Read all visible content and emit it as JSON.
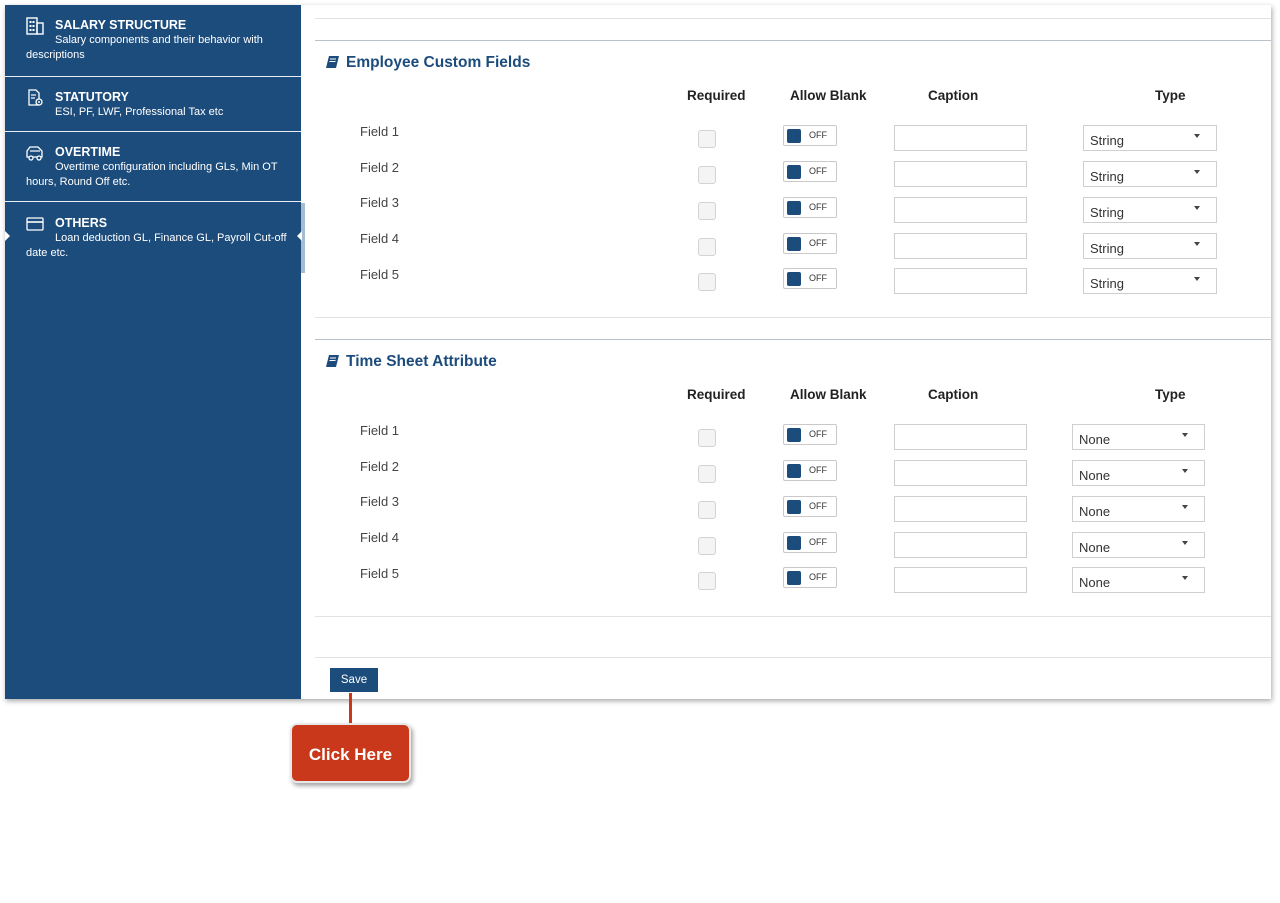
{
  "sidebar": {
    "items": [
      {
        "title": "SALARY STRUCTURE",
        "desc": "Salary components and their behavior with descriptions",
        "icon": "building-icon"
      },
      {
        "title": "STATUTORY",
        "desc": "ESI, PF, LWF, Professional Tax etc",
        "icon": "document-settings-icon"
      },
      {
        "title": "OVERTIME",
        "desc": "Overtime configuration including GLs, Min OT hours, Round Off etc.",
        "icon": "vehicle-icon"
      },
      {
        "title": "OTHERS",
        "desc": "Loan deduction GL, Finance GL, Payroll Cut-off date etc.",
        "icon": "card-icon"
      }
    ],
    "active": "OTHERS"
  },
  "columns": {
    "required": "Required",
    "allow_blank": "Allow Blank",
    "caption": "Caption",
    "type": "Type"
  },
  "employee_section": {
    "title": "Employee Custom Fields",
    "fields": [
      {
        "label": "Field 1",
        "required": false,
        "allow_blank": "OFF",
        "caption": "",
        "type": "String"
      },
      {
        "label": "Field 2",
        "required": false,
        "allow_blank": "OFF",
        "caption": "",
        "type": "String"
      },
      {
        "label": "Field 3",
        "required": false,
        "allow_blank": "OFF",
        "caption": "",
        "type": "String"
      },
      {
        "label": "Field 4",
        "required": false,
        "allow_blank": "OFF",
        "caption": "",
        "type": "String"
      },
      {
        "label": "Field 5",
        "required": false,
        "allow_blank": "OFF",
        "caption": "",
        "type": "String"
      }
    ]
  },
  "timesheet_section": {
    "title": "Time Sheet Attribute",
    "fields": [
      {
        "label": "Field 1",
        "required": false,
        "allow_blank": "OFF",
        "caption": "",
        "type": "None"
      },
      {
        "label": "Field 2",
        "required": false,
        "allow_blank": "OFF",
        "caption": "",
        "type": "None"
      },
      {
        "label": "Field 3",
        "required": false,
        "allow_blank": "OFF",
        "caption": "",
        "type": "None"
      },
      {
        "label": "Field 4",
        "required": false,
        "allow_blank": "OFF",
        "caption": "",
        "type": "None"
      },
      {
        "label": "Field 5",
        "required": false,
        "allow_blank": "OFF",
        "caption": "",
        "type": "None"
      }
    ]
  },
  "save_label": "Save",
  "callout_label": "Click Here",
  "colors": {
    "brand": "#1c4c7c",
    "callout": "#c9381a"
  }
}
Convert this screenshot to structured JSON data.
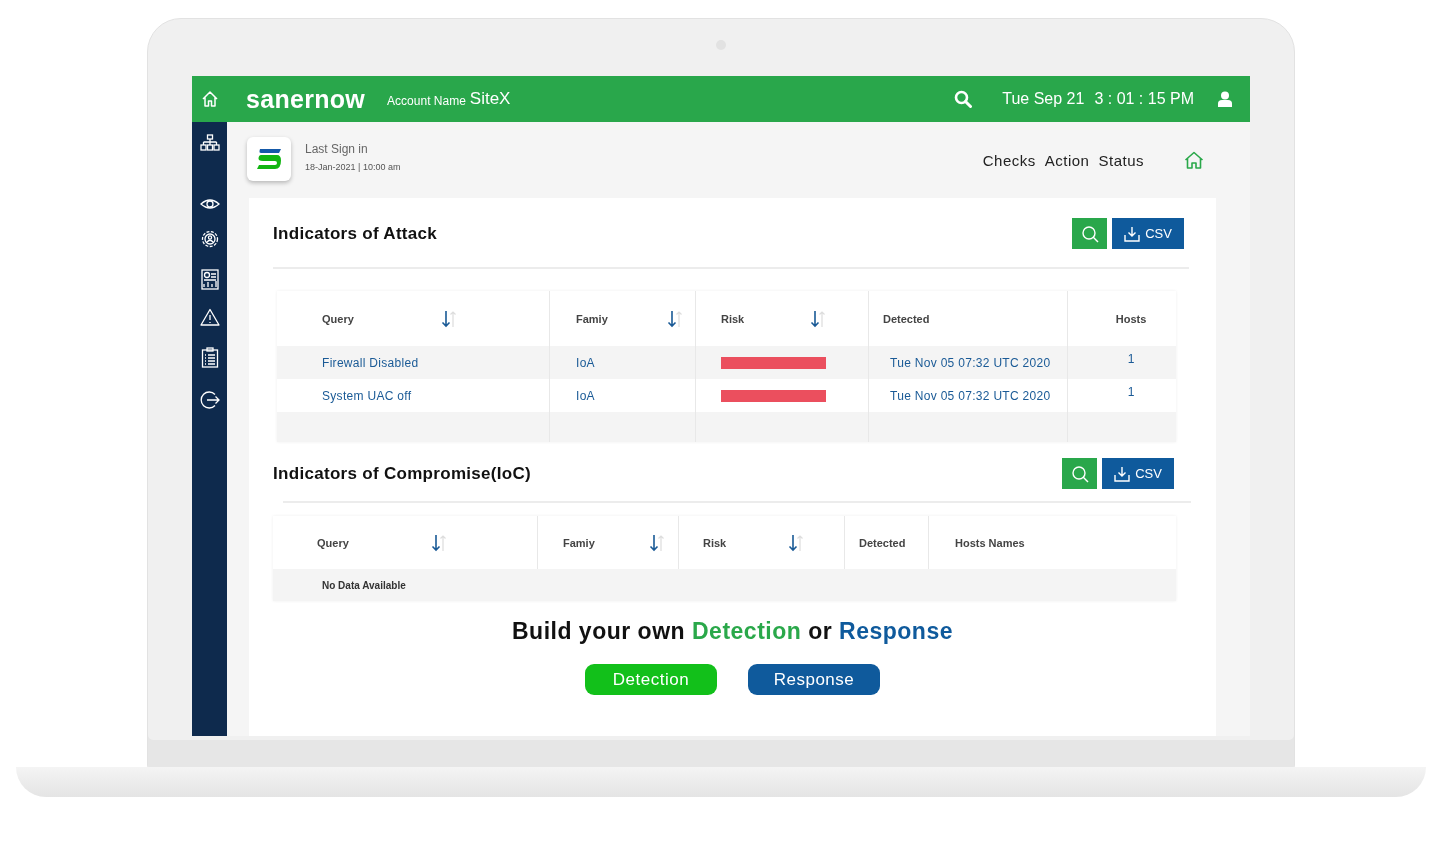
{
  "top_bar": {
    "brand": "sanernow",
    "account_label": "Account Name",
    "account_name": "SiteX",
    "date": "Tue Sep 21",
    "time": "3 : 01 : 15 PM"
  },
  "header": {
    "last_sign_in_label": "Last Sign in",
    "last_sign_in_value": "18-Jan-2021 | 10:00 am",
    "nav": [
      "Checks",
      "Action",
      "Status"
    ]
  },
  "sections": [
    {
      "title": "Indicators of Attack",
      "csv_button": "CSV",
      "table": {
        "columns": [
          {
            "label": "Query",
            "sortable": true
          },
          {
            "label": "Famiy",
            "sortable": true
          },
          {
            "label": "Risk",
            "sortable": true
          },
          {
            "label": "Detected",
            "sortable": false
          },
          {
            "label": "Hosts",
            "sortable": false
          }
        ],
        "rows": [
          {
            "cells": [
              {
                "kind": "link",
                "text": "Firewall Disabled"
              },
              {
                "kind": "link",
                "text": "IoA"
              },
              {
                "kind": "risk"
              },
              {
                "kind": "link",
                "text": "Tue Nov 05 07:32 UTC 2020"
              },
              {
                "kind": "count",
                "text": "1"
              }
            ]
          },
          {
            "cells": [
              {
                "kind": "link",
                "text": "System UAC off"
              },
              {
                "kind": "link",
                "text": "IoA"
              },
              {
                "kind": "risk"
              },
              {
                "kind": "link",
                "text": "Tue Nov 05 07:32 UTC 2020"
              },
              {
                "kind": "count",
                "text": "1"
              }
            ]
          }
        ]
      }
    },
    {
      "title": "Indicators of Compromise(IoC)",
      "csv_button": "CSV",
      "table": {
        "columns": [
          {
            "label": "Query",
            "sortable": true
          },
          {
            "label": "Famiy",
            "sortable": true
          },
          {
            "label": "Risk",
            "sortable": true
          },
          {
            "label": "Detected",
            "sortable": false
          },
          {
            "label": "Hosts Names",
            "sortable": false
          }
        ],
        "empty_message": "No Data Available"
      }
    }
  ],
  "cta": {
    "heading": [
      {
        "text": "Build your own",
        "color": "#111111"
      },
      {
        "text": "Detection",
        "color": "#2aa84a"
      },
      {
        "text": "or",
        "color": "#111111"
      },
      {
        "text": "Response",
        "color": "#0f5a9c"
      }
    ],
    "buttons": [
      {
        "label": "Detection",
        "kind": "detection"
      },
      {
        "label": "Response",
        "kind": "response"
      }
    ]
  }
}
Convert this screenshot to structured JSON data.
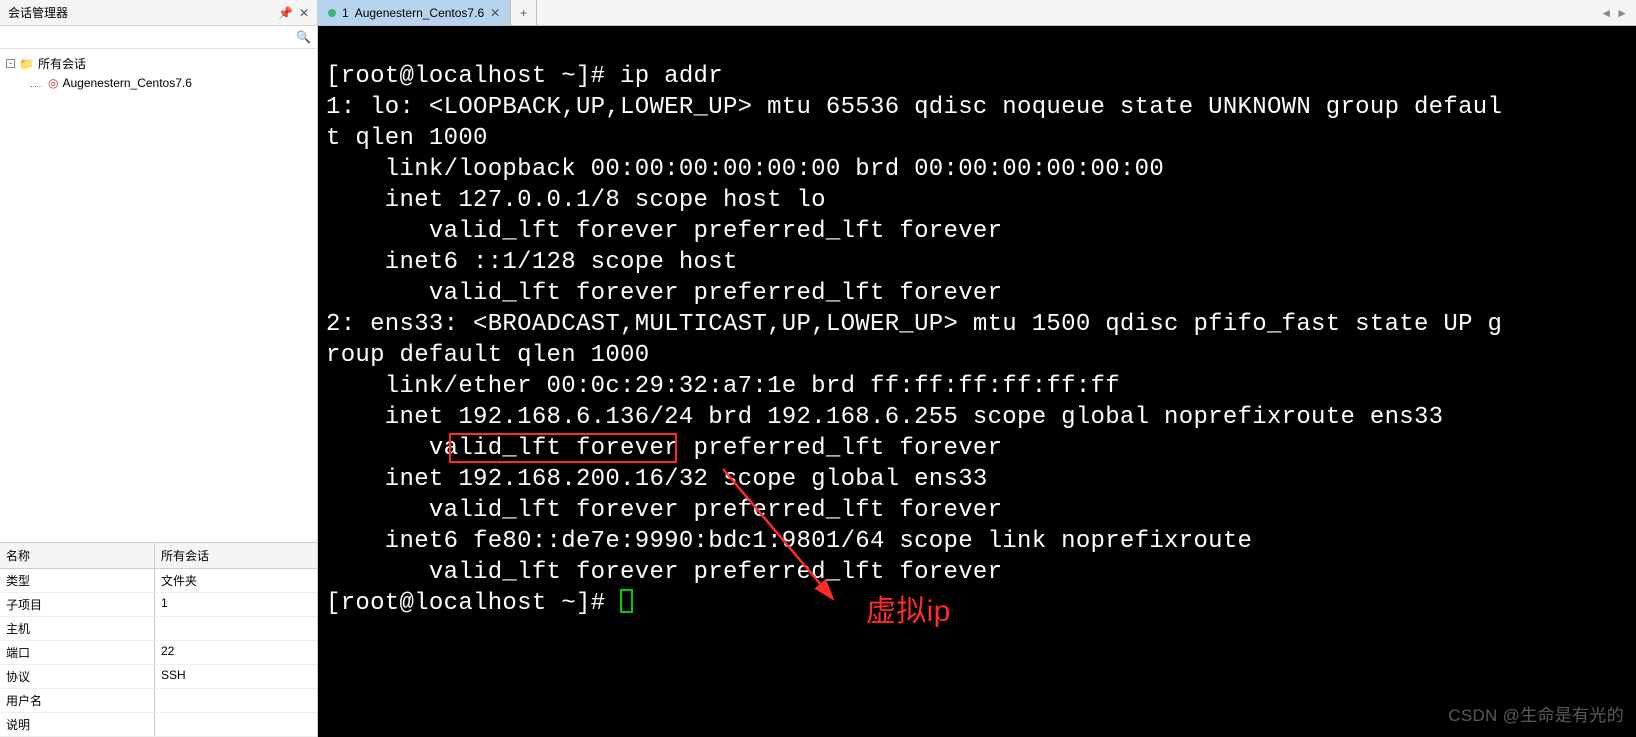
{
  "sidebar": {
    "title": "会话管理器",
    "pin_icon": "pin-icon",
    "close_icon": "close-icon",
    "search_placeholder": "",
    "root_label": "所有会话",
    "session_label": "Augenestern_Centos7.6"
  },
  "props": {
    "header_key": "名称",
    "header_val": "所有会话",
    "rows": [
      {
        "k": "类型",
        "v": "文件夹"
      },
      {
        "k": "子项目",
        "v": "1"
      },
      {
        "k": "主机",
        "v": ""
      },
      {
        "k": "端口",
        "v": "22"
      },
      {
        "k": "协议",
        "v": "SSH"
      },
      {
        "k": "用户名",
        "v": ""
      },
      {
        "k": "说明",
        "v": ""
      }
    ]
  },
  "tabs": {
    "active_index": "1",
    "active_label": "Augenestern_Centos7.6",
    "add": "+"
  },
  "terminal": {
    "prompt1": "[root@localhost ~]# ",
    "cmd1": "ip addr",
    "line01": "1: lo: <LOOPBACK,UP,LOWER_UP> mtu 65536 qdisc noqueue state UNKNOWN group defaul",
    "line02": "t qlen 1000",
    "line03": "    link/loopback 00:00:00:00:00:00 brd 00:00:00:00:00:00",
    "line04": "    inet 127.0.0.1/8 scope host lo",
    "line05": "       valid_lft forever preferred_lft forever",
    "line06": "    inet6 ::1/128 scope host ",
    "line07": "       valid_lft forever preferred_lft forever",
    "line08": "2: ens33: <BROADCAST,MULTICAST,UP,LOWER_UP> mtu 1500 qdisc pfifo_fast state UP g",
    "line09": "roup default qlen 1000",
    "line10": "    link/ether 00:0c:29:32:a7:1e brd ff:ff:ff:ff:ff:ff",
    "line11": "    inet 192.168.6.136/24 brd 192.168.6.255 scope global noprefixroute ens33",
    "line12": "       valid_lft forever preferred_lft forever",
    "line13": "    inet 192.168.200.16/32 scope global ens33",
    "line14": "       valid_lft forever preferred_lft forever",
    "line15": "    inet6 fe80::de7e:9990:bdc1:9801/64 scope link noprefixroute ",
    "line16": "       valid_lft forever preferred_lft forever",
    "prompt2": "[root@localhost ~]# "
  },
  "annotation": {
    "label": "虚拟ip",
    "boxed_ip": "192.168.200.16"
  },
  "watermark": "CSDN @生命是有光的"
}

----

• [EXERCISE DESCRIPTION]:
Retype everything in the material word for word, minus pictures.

• [EXERCISE RESULT]:
Read all visible content and emit it as JSON.
{
  "sidebar": {
    "items": [
      {
        "title": "SALARY STRUCTURE",
        "desc": "Salary components and their behavior with descriptions",
        "icon": "building-icon"
      },
      {
        "title": "STATUTORY",
        "desc": "ESI, PF, LWF, Professional Tax etc",
        "icon": "document-settings-icon"
      },
      {
        "title": "OVERTIME",
        "desc": "Overtime configuration including GLs, Min OT hours, Round Off etc.",
        "icon": "vehicle-icon"
      },
      {
        "title": "OTHERS",
        "desc": "Loan deduction GL, Finance GL, Payroll Cut-off date etc.",
        "icon": "card-icon"
      }
    ],
    "active": "OTHERS"
  },
  "columns": {
    "required": "Required",
    "allow_blank": "Allow Blank",
    "caption": "Caption",
    "type": "Type"
  },
  "employee_section": {
    "title": "Employee Custom Fields",
    "fields": [
      {
        "label": "Field 1",
        "required": false,
        "allow_blank": "OFF",
        "caption": "",
        "type": "String"
      },
      {
        "label": "Field 2",
        "required": false,
        "allow_blank": "OFF",
        "caption": "",
        "type": "String"
      },
      {
        "label": "Field 3",
        "required": false,
        "allow_blank": "OFF",
        "caption": "",
        "type": "String"
      },
      {
        "label": "Field 4",
        "required": false,
        "allow_blank": "OFF",
        "caption": "",
        "type": "String"
      },
      {
        "label": "Field 5",
        "required": false,
        "allow_blank": "OFF",
        "caption": "",
        "type": "String"
      }
    ]
  },
  "timesheet_section": {
    "title": "Time Sheet Attribute",
    "fields": [
      {
        "label": "Field 1",
        "required": false,
        "allow_blank": "OFF",
        "caption": "",
        "type": "None"
      },
      {
        "label": "Field 2",
        "required": false,
        "allow_blank": "OFF",
        "caption": "",
        "type": "None"
      },
      {
        "label": "Field 3",
        "required": false,
        "allow_blank": "OFF",
        "caption": "",
        "type": "None"
      },
      {
        "label": "Field 4",
        "required": false,
        "allow_blank": "OFF",
        "caption": "",
        "type": "None"
      },
      {
        "label": "Field 5",
        "required": false,
        "allow_blank": "OFF",
        "caption": "",
        "type": "None"
      }
    ]
  },
  "save_label": "Save",
  "callout_label": "Click Here",
  "colors": {
    "brand": "#1c4c7c",
    "callout": "#c9381a"
  }
}
Convert this screenshot to structured JSON data.
{
  "top_bar": {
    "brand": "sanernow",
    "account_label": "Account Name",
    "account_name": "SiteX",
    "date": "Tue Sep 21",
    "time": "3 : 01 : 15 PM"
  },
  "header": {
    "last_sign_in_label": "Last Sign in",
    "last_sign_in_value": "18-Jan-2021 | 10:00 am",
    "nav": [
      "Checks",
      "Action",
      "Status"
    ]
  },
  "sections": [
    {
      "title": "Indicators of Attack",
      "csv_button": "CSV",
      "table": {
        "columns": [
          {
            "label": "Query",
            "sortable": true
          },
          {
            "label": "Famiy",
            "sortable": true
          },
          {
            "label": "Risk",
            "sortable": true
          },
          {
            "label": "Detected",
            "sortable": false
          },
          {
            "label": "Hosts",
            "sortable": false
          }
        ],
        "rows": [
          {
            "cells": [
              {
                "kind": "link",
                "text": "Firewall Disabled"
              },
              {
                "kind": "link",
                "text": "IoA"
              },
              {
                "kind": "risk"
              },
              {
                "kind": "link",
                "text": "Tue Nov 05 07:32 UTC 2020"
              },
              {
                "kind": "count",
                "text": "1"
              }
            ]
          },
          {
            "cells": [
              {
                "kind": "link",
                "text": "System UAC off"
              },
              {
                "kind": "link",
                "text": "IoA"
              },
              {
                "kind": "risk"
              },
              {
                "kind": "link",
                "text": "Tue Nov 05 07:32 UTC 2020"
              },
              {
                "kind": "count",
                "text": "1"
              }
            ]
          }
        ]
      }
    },
    {
      "title": "Indicators of Compromise(IoC)",
      "csv_button": "CSV",
      "table": {
        "columns": [
          {
            "label": "Query",
            "sortable": true
          },
          {
            "label": "Famiy",
            "sortable": true
          },
          {
            "label": "Risk",
            "sortable": true
          },
          {
            "label": "Detected",
            "sortable": false
          },
          {
            "label": "Hosts Names",
            "sortable": false
          }
        ],
        "empty_message": "No Data Available"
      }
    }
  ],
  "cta": {
    "heading": [
      {
        "text": "Build your own",
        "color": "#111111"
      },
      {
        "text": "Detection",
        "color": "#2aa84a"
      },
      {
        "text": "or",
        "color": "#111111"
      },
      {
        "text": "Response",
        "color": "#0f5a9c"
      }
    ],
    "buttons": [
      {
        "label": "Detection",
        "kind": "detection"
      },
      {
        "label": "Response",
        "kind": "response"
      }
    ]
  }
}
Convert this screenshot to structured JSON data.
{
  "sidebar": {
    "title": "会话管理器",
    "pin_icon": "pin-icon",
    "close_icon": "close-icon",
    "search_placeholder": "",
    "root_label": "所有会话",
    "session_label": "Augenestern_Centos7.6"
  },
  "props": {
    "header_key": "名称",
    "header_val": "所有会话",
    "rows": [
      {
        "k": "类型",
        "v": "文件夹"
      },
      {
        "k": "子项目",
        "v": "1"
      },
      {
        "k": "主机",
        "v": ""
      },
      {
        "k": "端口",
        "v": "22"
      },
      {
        "k": "协议",
        "v": "SSH"
      },
      {
        "k": "用户名",
        "v": ""
      },
      {
        "k": "说明",
        "v": ""
      }
    ]
  },
  "tabs": {
    "active_index": "1",
    "active_label": "Augenestern_Centos7.6",
    "add": "+"
  },
  "terminal": {
    "prompt1": "[root@localhost ~]# ",
    "cmd1": "ip addr",
    "line01": "1: lo: <LOOPBACK,UP,LOWER_UP> mtu 65536 qdisc noqueue state UNKNOWN group defaul",
    "line02": "t qlen 1000",
    "line03": "    link/loopback 00:00:00:00:00:00 brd 00:00:00:00:00:00",
    "line04": "    inet 127.0.0.1/8 scope host lo",
    "line05": "       valid_lft forever preferred_lft forever",
    "line06": "    inet6 ::1/128 scope host ",
    "line07": "       valid_lft forever preferred_lft forever",
    "line08": "2: ens33: <BROADCAST,MULTICAST,UP,LOWER_UP> mtu 1500 qdisc pfifo_fast state UP g",
    "line09": "roup default qlen 1000",
    "line10": "    link/ether 00:0c:29:32:a7:1e brd ff:ff:ff:ff:ff:ff",
    "line11": "    inet 192.168.6.136/24 brd 192.168.6.255 scope global noprefixroute ens33",
    "line12": "       valid_lft forever preferred_lft forever",
    "line13": "    inet 192.168.200.16/32 scope global ens33",
    "line14": "       valid_lft forever preferred_lft forever",
    "line15": "    inet6 fe80::de7e:9990:bdc1:9801/64 scope link noprefixroute ",
    "line16": "       valid_lft forever preferred_lft forever",
    "prompt2": "[root@localhost ~]# "
  },
  "annotation": {
    "label": "虚拟ip",
    "boxed_ip": "192.168.200.16"
  },
  "watermark": "CSDN @生命是有光的"
}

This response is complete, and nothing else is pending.